[Opening RECORDS FOR THE TASK section]
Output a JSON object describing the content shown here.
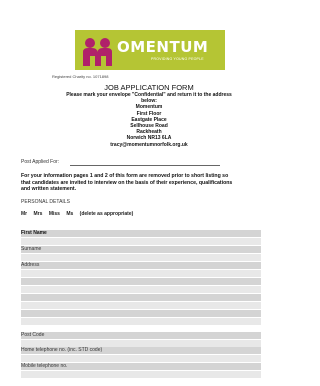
{
  "logo": {
    "name": "OMENTUM",
    "tagline": "PROVIDING YOUNG PEOPLE"
  },
  "charity": "Registered Charity no. 1071898",
  "form_title": "JOB APPLICATION FORM",
  "instructions": [
    "Please mark your envelope \"Confidential\" and return it to the address",
    "below:",
    "Momentum",
    "First Floor",
    "Eastgate Place",
    "Sellhouse Road",
    "Rackheath",
    "Norwich  NR13 6LA",
    "tracy@momentumnorfolk.org.uk"
  ],
  "post_applied_label": "Post Applied For:",
  "info_text": [
    "For your information pages 1 and 2 of this form are removed prior to short listing so",
    "that candidates are invited to interview on the basis of their experience, qualifications",
    "and written statement."
  ],
  "personal_details": "PERSONAL DETAILS",
  "titles": [
    "Mr",
    "Mrs",
    "Miss",
    "Ms",
    "(delete as appropriate)"
  ],
  "fields": {
    "first_name": "First Name",
    "surname": "Surname",
    "address": "Address",
    "post_code": "Post Code",
    "home_tel": "Home telephone no.  (inc. STD code)",
    "mobile_tel": "Mobile telephone no."
  },
  "colors": {
    "logo_green": "#b5c534",
    "logo_pink": "#b0216a"
  }
}
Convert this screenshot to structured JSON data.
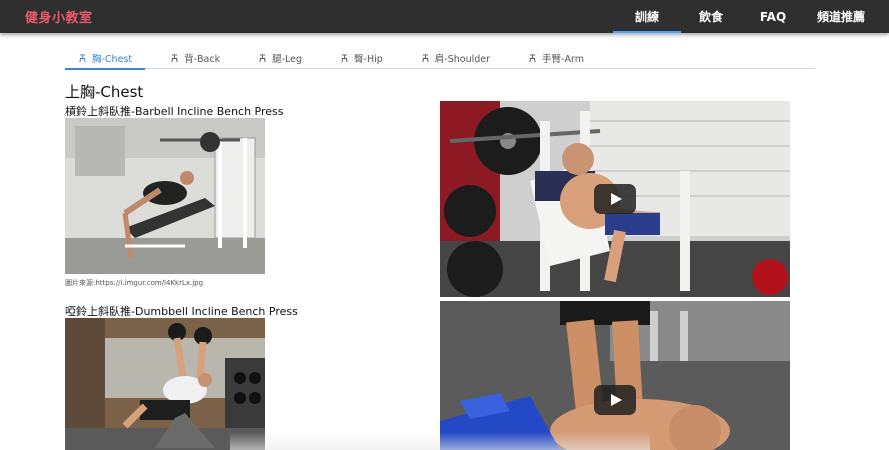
{
  "brand": "健身小教室",
  "nav": [
    {
      "label": "訓練",
      "active": true
    },
    {
      "label": "飲食",
      "active": false
    },
    {
      "label": "FAQ",
      "active": false
    },
    {
      "label": "頻道推薦",
      "active": false
    }
  ],
  "tabs": [
    {
      "label": "胸-Chest",
      "active": true
    },
    {
      "label": "背-Back",
      "active": false
    },
    {
      "label": "腿-Leg",
      "active": false
    },
    {
      "label": "臀-Hip",
      "active": false
    },
    {
      "label": "肩-Shoulder",
      "active": false
    },
    {
      "label": "手臂-Arm",
      "active": false
    }
  ],
  "section": {
    "title": "上胸-Chest",
    "exercises": [
      {
        "title": "槓鈴上斜臥推-Barbell Incline Bench Press",
        "caption": "圖片來源:https://i.imgur.com/l4KkrLx.jpg"
      },
      {
        "title": "啞鈴上斜臥推-Dumbbell Incline Bench Press"
      }
    ]
  },
  "colors": {
    "brand": "#e8596b",
    "topbar": "#2f2f2f",
    "accent": "#3b83d6",
    "nav_indicator": "#4da3ff"
  }
}
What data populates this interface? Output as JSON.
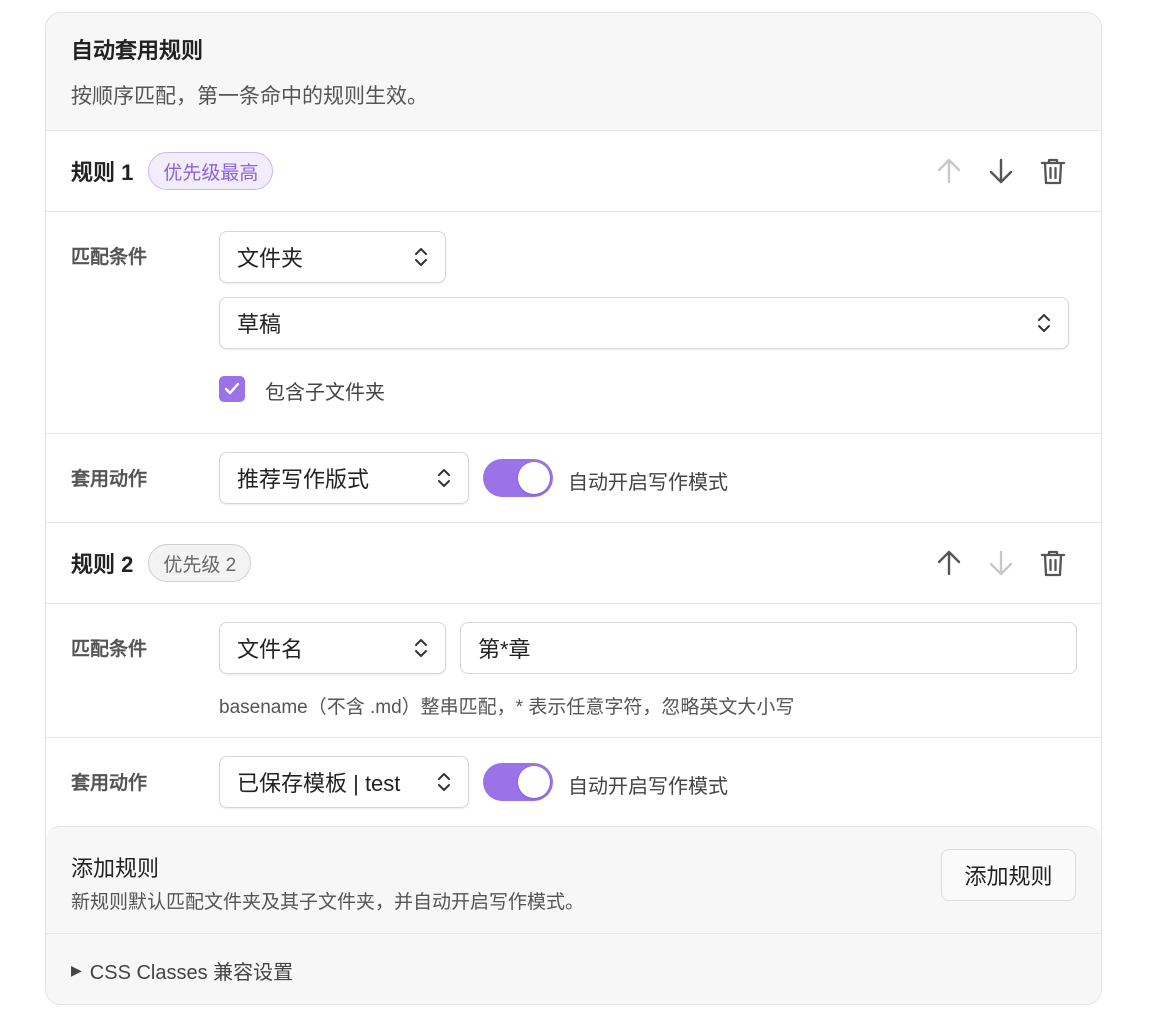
{
  "header": {
    "title": "自动套用规则",
    "description": "按顺序匹配，第一条命中的规则生效。"
  },
  "rules": [
    {
      "title": "规则 1",
      "badge": "优先级最高",
      "match_label": "匹配条件",
      "match_type": "文件夹",
      "folder_value": "草稿",
      "include_subfolders_label": "包含子文件夹",
      "include_subfolders": true,
      "action_label": "套用动作",
      "action_value": "推荐写作版式",
      "auto_mode_label": "自动开启写作模式",
      "auto_mode": true,
      "move_up_enabled": false,
      "move_down_enabled": true
    },
    {
      "title": "规则 2",
      "badge": "优先级 2",
      "match_label": "匹配条件",
      "match_type": "文件名",
      "pattern_value": "第*章",
      "hint": "basename（不含 .md）整串匹配，* 表示任意字符，忽略英文大小写",
      "action_label": "套用动作",
      "action_value": "已保存模板 | test",
      "auto_mode_label": "自动开启写作模式",
      "auto_mode": true,
      "move_up_enabled": true,
      "move_down_enabled": false
    }
  ],
  "add_rule": {
    "title": "添加规则",
    "description": "新规则默认匹配文件夹及其子文件夹，并自动开启写作模式。",
    "button_label": "添加规则"
  },
  "css_classes": {
    "label": "CSS Classes 兼容设置"
  },
  "colors": {
    "accent": "#9b72e8",
    "badge_top_text": "#8a63d8"
  },
  "icons": {
    "up": "arrow-up-icon",
    "down": "arrow-down-icon",
    "delete": "trash-icon",
    "select": "chevron-up-down-icon",
    "check": "check-icon",
    "expand": "triangle-right-icon"
  }
}
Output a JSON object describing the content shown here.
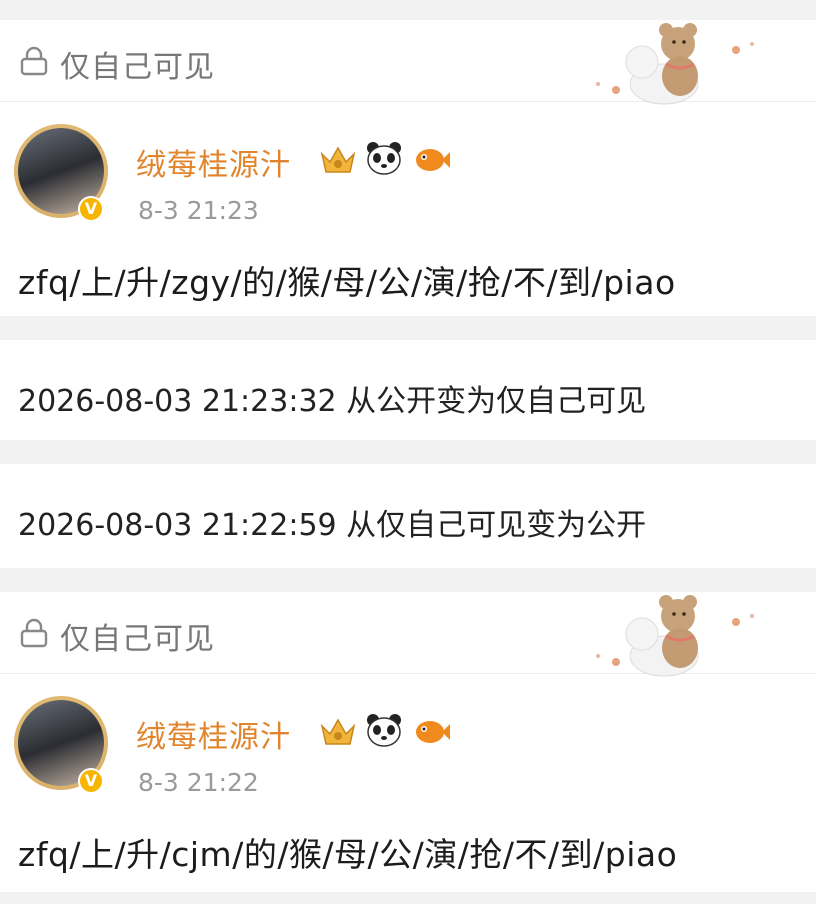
{
  "posts": [
    {
      "visibility_label": "仅自己可见",
      "username": "绒莓桂源汁",
      "time": "8-3 21:23",
      "content": "zfq/上/升/zgy/的/猴/母/公/演/抢/不/到/piao",
      "verified_mark": "V",
      "badge_icons": [
        "crown-badge-icon",
        "panda-icon",
        "fish-icon"
      ]
    },
    {
      "visibility_label": "仅自己可见",
      "username": "绒莓桂源汁",
      "time": "8-3 21:22",
      "content": "zfq/上/升/cjm/的/猴/母/公/演/抢/不/到/piao",
      "verified_mark": "V",
      "badge_icons": [
        "crown-badge-icon",
        "panda-icon",
        "fish-icon"
      ]
    }
  ],
  "logs": [
    {
      "text": "2026-08-03 21:23:32 从公开变为仅自己可见"
    },
    {
      "text": "2026-08-03 21:22:59 从仅自己可见变为公开"
    }
  ],
  "colors": {
    "username": "#e0852d",
    "background": "#f2f2f2",
    "verified": "#f7b500"
  }
}
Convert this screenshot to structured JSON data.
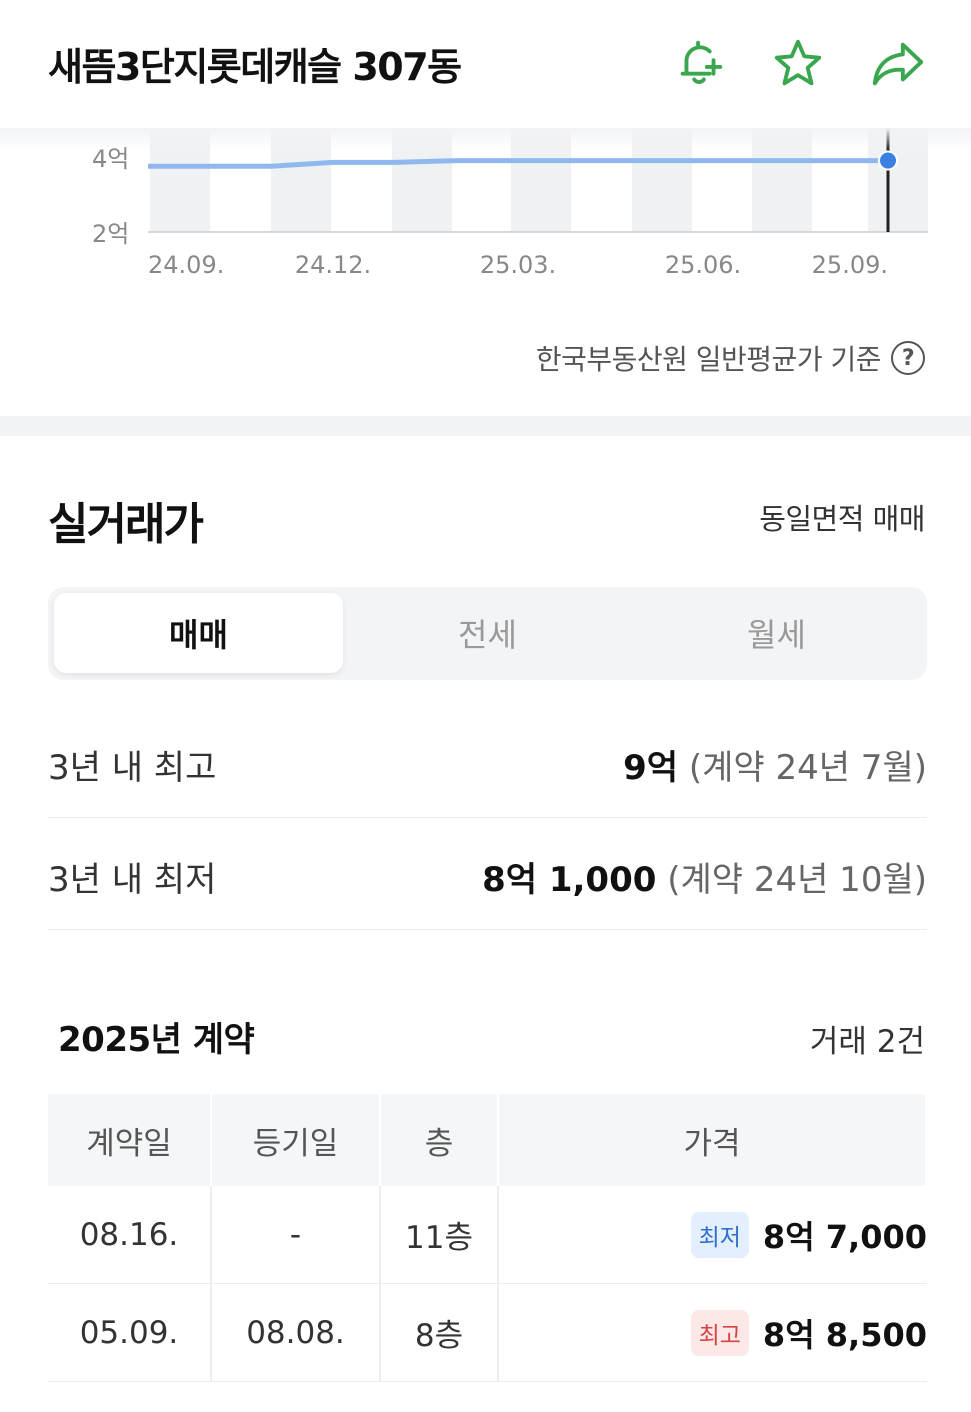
{
  "header": {
    "title": "새뜸3단지롯데캐슬 307동",
    "icon_color": "#3aa64d"
  },
  "chart_data": {
    "type": "line",
    "x": [
      "24.09.",
      "24.10.",
      "24.11.",
      "24.12.",
      "25.01.",
      "25.02.",
      "25.03.",
      "25.04.",
      "25.05.",
      "25.06.",
      "25.07.",
      "25.08.",
      "25.09."
    ],
    "x_tick_labels": [
      "24.09.",
      "24.12.",
      "25.03.",
      "25.06.",
      "25.09."
    ],
    "y_tick_labels": [
      "4억",
      "2억"
    ],
    "series": [
      {
        "values": [
          3.75,
          3.75,
          3.75,
          3.85,
          3.85,
          3.9,
          3.9,
          3.9,
          3.9,
          3.9,
          3.9,
          3.9,
          3.9
        ]
      }
    ],
    "ylim": [
      2,
      4.5
    ],
    "line_color": "#8fb8ee",
    "marker_color": "#3b7fe0",
    "title": "",
    "xlabel": "",
    "ylabel": ""
  },
  "source_note": "한국부동산원 일반평균가 기준",
  "help_symbol": "?",
  "section": {
    "title": "실거래가",
    "link": "동일면적 매매"
  },
  "tabs": [
    "매매",
    "전세",
    "월세"
  ],
  "stats": {
    "high": {
      "label": "3년 내 최고",
      "price": "9억",
      "note": "(계약 24년 7월)"
    },
    "low": {
      "label": "3년 내 최저",
      "price": "8억 1,000",
      "note": "(계약 24년 10월)"
    }
  },
  "year_block": {
    "title": "2025년 계약",
    "count": "거래 2건"
  },
  "table": {
    "headers": [
      "계약일",
      "등기일",
      "층",
      "가격"
    ],
    "rows": [
      {
        "contract": "08.16.",
        "registered": "-",
        "floor": "11층",
        "badge": "최저",
        "price": "8억 7,000"
      },
      {
        "contract": "05.09.",
        "registered": "08.08.",
        "floor": "8층",
        "badge": "최고",
        "price": "8억 8,500"
      }
    ]
  }
}
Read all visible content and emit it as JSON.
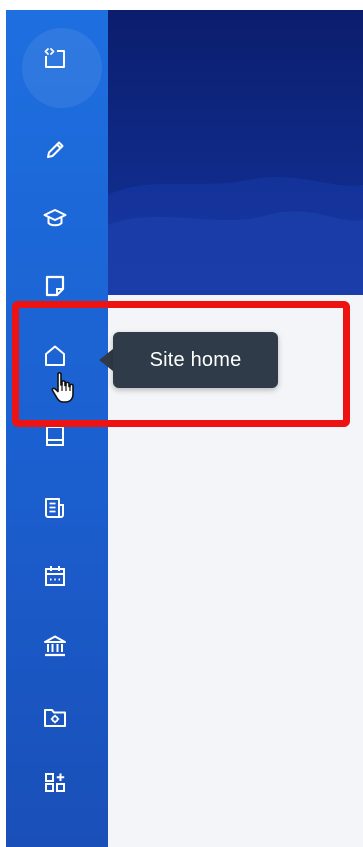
{
  "tooltip": {
    "text": "Site home"
  },
  "sidebar": {
    "items": [
      {
        "name": "toggle-sidebar",
        "icon": "toggle-sidebar-icon"
      },
      {
        "name": "edit",
        "icon": "pencil-icon"
      },
      {
        "name": "courses",
        "icon": "graduation-cap-icon"
      },
      {
        "name": "notes",
        "icon": "sticky-note-icon"
      },
      {
        "name": "site-home",
        "icon": "home-icon"
      },
      {
        "name": "book",
        "icon": "book-icon"
      },
      {
        "name": "news",
        "icon": "newspaper-icon"
      },
      {
        "name": "calendar",
        "icon": "calendar-icon"
      },
      {
        "name": "institution",
        "icon": "bank-icon"
      },
      {
        "name": "files",
        "icon": "folder-settings-icon"
      },
      {
        "name": "add-block",
        "icon": "add-block-icon"
      }
    ]
  },
  "colors": {
    "sidebar": "#1b5fcf",
    "hero": "#0f2a87",
    "tooltip": "#2f3b48",
    "highlight": "#ee1313",
    "content": "#f4f5f8"
  }
}
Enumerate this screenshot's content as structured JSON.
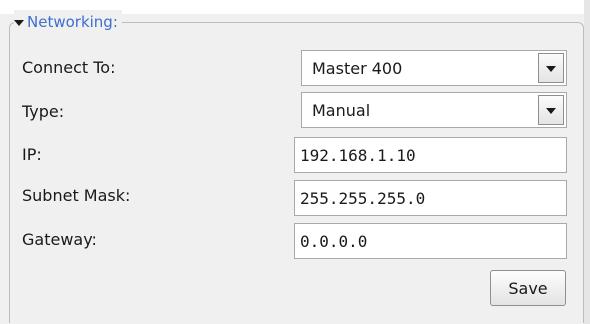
{
  "section": {
    "title": "Networking:"
  },
  "fields": {
    "connect_to": {
      "label": "Connect To:",
      "value": "Master 400"
    },
    "type": {
      "label": "Type:",
      "value": "Manual"
    },
    "ip": {
      "label": "IP:",
      "value": "192.168.1.10"
    },
    "subnet_mask": {
      "label": "Subnet Mask:",
      "value": "255.255.255.0"
    },
    "gateway": {
      "label": "Gateway:",
      "value": "0.0.0.0"
    }
  },
  "actions": {
    "save_label": "Save"
  },
  "colors": {
    "section_title": "#3c6ed4",
    "panel_bg": "#f0f0f0",
    "border": "#a9a9a9"
  },
  "icons": {
    "collapse": "triangle-down-icon",
    "dropdown": "chevron-down-icon"
  }
}
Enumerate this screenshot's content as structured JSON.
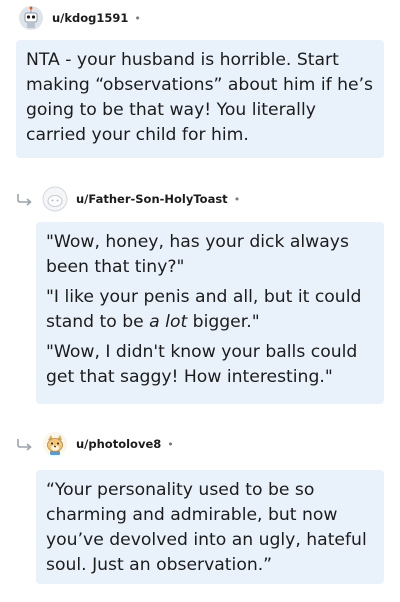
{
  "comments": [
    {
      "username": "u/kdog1591",
      "separator": "•",
      "avatar_icon": "snoo-robot-avatar-icon",
      "paragraphs": [
        "NTA - your husband is horrible. Start making “observations” about him if he’s going to be that way! You literally carried your child for him."
      ]
    },
    {
      "username": "u/Father-Son-HolyToast",
      "separator": "•",
      "avatar_icon": "default-snoo-avatar-icon",
      "paragraphs": [
        "\"Wow, honey, has your dick always been that tiny?\"",
        "\"I like your penis and all, but it could stand to be ",
        "\"Wow, I didn't know your balls could get that saggy! How interesting.\""
      ],
      "italic_fragment": "a lot",
      "after_italic": " bigger.\""
    },
    {
      "username": "u/photolove8",
      "separator": "•",
      "avatar_icon": "doge-snoo-avatar-icon",
      "paragraphs": [
        "“Your personality used to be so charming and admirable, but now you’ve devolved into an ugly, hateful soul. Just an observation.”"
      ]
    }
  ],
  "colors": {
    "bubble_bg": "#e9f2fb",
    "username": "#1c1c1c",
    "meta": "#7c7c7c"
  }
}
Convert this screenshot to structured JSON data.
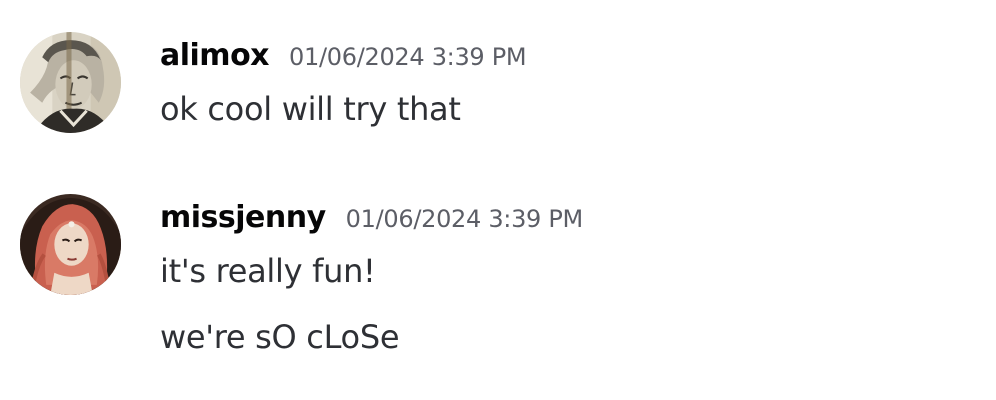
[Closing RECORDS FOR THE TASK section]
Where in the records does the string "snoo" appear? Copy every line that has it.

      "avatar_icon": "snoo-robot-avatar-icon",
      "avatar_icon": "default-snoo-avatar-icon",
      "avatar_icon": "doge-snoo-avatar-icon",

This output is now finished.